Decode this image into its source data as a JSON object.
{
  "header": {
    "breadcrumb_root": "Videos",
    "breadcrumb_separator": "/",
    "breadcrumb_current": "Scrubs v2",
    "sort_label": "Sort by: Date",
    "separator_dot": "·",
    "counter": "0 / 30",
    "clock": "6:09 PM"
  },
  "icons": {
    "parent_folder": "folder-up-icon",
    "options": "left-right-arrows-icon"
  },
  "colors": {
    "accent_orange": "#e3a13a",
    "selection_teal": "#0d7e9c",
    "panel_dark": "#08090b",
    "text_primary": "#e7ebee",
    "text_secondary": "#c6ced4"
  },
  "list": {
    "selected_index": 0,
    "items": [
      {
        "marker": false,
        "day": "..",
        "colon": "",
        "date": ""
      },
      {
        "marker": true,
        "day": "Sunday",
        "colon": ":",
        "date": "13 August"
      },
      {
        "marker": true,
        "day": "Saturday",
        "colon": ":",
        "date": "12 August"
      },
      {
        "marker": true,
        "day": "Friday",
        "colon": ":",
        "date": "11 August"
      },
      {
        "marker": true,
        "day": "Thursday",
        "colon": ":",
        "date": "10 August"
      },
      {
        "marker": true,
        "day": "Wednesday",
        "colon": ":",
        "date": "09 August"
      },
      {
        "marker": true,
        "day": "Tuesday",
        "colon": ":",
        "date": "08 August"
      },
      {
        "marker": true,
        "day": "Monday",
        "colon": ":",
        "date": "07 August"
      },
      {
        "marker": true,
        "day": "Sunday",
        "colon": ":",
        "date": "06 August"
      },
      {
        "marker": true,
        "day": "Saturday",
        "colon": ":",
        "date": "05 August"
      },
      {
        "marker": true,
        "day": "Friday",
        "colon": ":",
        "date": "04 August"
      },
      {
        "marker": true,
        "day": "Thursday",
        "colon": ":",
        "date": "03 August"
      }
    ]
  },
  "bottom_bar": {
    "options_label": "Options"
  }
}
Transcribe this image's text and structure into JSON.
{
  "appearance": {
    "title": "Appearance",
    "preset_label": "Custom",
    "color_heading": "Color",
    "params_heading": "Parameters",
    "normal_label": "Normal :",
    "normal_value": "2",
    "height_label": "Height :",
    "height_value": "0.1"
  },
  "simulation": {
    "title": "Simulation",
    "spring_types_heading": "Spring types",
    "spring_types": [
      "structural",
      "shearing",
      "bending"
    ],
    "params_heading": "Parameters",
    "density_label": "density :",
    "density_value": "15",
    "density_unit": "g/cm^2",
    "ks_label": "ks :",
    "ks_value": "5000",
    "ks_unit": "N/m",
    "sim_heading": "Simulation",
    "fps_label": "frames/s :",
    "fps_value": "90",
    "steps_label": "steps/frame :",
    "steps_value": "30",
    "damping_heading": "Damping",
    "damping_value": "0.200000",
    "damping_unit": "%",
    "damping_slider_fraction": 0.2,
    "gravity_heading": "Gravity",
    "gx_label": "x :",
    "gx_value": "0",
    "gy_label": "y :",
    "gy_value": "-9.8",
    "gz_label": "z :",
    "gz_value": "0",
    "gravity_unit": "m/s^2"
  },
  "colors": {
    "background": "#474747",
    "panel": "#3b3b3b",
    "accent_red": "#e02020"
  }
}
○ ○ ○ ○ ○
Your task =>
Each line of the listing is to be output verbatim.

Response area =>
Decode this image into its source data as a JSON object.
{
  "header": {
    "breadcrumb_root": "Videos",
    "breadcrumb_separator": "/",
    "breadcrumb_current": "Scrubs v2",
    "sort_label": "Sort by: Date",
    "separator_dot": "·",
    "counter": "0 / 30",
    "clock": "6:09 PM"
  },
  "icons": {
    "parent_folder": "folder-up-icon",
    "options": "left-right-arrows-icon"
  },
  "colors": {
    "accent_orange": "#e3a13a",
    "selection_teal": "#0d7e9c",
    "panel_dark": "#08090b",
    "text_primary": "#e7ebee",
    "text_secondary": "#c6ced4"
  },
  "list": {
    "selected_index": 0,
    "items": [
      {
        "marker": false,
        "day": "..",
        "colon": "",
        "date": ""
      },
      {
        "marker": true,
        "day": "Sunday",
        "colon": ":",
        "date": "13 August"
      },
      {
        "marker": true,
        "day": "Saturday",
        "colon": ":",
        "date": "12 August"
      },
      {
        "marker": true,
        "day": "Friday",
        "colon": ":",
        "date": "11 August"
      },
      {
        "marker": true,
        "day": "Thursday",
        "colon": ":",
        "date": "10 August"
      },
      {
        "marker": true,
        "day": "Wednesday",
        "colon": ":",
        "date": "09 August"
      },
      {
        "marker": true,
        "day": "Tuesday",
        "colon": ":",
        "date": "08 August"
      },
      {
        "marker": true,
        "day": "Monday",
        "colon": ":",
        "date": "07 August"
      },
      {
        "marker": true,
        "day": "Sunday",
        "colon": ":",
        "date": "06 August"
      },
      {
        "marker": true,
        "day": "Saturday",
        "colon": ":",
        "date": "05 August"
      },
      {
        "marker": true,
        "day": "Friday",
        "colon": ":",
        "date": "04 August"
      },
      {
        "marker": true,
        "day": "Thursday",
        "colon": ":",
        "date": "03 August"
      }
    ]
  },
  "bottom_bar": {
    "options_label": "Options"
  }
}
Transcribe this image's text and structure into JSON.
{
  "appearance": {
    "title": "Appearance",
    "preset_label": "Custom",
    "color_heading": "Color",
    "params_heading": "Parameters",
    "normal_label": "Normal :",
    "normal_value": "2",
    "height_label": "Height :",
    "height_value": "0.1"
  },
  "simulation": {
    "title": "Simulation",
    "spring_types_heading": "Spring types",
    "spring_types": [
      "structural",
      "shearing",
      "bending"
    ],
    "params_heading": "Parameters",
    "density_label": "density :",
    "density_value": "15",
    "density_unit": "g/cm^2",
    "ks_label": "ks :",
    "ks_value": "5000",
    "ks_unit": "N/m",
    "sim_heading": "Simulation",
    "fps_label": "frames/s :",
    "fps_value": "90",
    "steps_label": "steps/frame :",
    "steps_value": "30",
    "damping_heading": "Damping",
    "damping_value": "0.200000",
    "damping_unit": "%",
    "damping_slider_fraction": 0.2,
    "gravity_heading": "Gravity",
    "gx_label": "x :",
    "gx_value": "0",
    "gy_label": "y :",
    "gy_value": "-9.8",
    "gz_label": "z :",
    "gz_value": "0",
    "gravity_unit": "m/s^2"
  },
  "colors": {
    "background": "#474747",
    "panel": "#3b3b3b",
    "accent_red": "#e02020"
  }
}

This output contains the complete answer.